**EXERCISE INSTRUCTIONS**
Going through the entries below, copy out each line that contains "recode".

Web page and app entries:
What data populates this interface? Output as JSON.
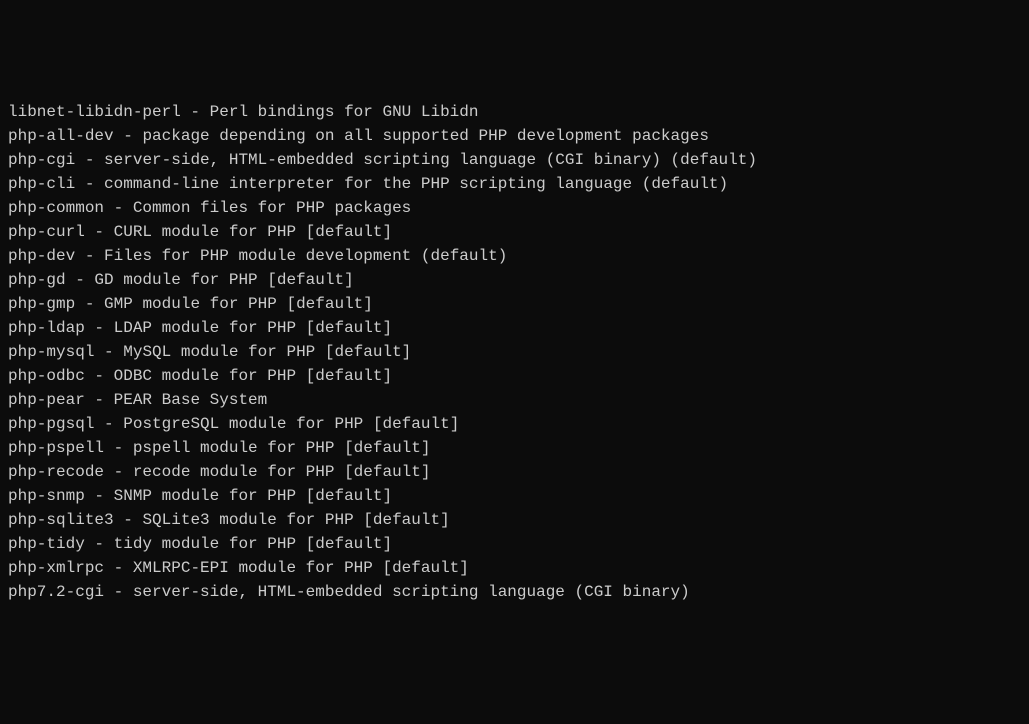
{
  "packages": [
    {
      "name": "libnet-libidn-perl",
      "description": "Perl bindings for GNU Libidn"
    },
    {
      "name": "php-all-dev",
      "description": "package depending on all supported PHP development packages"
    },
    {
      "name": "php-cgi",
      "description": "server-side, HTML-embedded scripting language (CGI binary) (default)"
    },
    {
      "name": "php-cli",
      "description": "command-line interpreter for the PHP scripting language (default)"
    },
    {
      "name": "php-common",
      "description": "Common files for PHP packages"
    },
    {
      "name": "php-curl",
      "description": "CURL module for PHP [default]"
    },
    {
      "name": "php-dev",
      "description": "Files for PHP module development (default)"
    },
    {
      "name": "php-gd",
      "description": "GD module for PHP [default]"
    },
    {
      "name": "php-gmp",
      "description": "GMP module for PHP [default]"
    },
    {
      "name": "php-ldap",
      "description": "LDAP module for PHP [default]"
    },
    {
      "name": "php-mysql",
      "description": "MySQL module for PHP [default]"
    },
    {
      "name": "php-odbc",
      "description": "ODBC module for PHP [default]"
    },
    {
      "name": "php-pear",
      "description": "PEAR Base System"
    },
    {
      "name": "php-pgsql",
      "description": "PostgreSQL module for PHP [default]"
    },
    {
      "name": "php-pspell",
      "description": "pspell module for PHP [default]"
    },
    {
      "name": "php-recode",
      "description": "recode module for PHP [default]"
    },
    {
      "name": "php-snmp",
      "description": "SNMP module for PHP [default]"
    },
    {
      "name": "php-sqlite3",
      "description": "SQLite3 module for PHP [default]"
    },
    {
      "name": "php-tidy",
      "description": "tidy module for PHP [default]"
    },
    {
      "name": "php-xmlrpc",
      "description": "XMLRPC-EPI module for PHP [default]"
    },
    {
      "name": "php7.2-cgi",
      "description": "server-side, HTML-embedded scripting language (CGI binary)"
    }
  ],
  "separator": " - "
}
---
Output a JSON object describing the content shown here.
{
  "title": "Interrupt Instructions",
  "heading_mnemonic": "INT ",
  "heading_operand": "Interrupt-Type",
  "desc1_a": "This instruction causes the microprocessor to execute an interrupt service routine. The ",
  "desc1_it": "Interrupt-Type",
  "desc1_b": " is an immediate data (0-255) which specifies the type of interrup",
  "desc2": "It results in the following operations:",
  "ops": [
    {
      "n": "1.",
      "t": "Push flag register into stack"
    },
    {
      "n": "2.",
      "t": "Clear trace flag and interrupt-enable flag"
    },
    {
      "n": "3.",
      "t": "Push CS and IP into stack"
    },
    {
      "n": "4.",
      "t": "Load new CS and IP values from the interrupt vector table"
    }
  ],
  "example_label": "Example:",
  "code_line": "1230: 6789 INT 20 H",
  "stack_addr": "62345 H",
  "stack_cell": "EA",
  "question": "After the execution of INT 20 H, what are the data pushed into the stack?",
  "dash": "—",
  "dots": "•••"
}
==
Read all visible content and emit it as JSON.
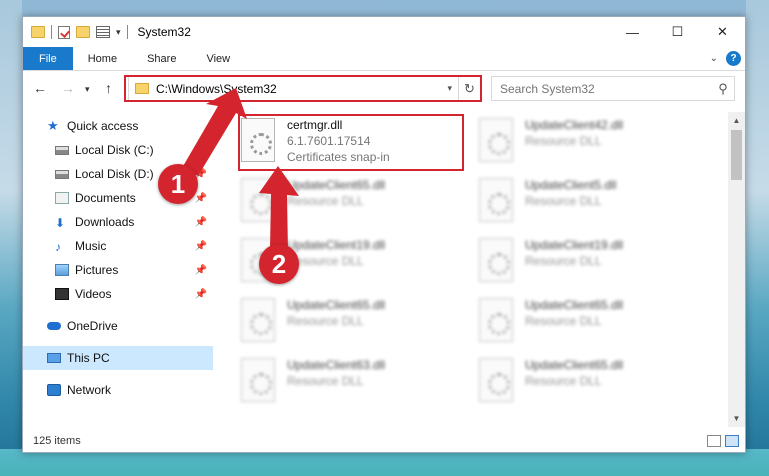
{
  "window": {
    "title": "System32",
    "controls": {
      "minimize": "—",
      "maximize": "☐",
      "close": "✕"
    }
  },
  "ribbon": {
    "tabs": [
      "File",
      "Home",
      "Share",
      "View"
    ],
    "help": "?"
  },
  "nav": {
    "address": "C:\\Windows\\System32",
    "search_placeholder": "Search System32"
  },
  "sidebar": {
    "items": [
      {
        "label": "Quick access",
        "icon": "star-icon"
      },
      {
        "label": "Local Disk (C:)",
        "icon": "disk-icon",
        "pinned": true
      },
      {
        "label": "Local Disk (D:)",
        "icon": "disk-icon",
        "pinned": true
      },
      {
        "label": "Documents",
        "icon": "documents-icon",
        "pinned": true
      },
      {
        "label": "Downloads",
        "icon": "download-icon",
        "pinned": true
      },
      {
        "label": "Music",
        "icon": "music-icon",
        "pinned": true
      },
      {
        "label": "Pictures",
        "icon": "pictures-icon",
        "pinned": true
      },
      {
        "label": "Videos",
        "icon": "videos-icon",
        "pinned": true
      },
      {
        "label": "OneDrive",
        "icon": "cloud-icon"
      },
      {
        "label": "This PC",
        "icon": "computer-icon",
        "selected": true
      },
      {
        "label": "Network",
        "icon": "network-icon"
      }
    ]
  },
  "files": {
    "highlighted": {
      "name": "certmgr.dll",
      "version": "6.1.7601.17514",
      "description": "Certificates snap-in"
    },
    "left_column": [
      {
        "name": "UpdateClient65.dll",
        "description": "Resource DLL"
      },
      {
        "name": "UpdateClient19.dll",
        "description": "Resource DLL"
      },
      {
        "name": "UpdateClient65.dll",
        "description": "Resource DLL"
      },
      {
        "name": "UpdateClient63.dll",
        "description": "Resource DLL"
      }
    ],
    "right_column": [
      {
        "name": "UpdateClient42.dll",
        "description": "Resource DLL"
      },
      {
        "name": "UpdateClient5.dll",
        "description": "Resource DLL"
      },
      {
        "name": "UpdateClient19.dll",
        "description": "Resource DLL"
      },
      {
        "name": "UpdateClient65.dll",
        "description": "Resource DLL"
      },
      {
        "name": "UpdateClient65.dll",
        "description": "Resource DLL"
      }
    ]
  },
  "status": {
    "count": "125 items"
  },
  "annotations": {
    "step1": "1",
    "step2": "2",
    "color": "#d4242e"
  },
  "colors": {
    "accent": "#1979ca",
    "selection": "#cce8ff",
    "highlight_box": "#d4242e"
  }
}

**ANSWER TO THIS PROBLEM**
      "name": "php-recode",
      "description": "recode module for PHP [default]"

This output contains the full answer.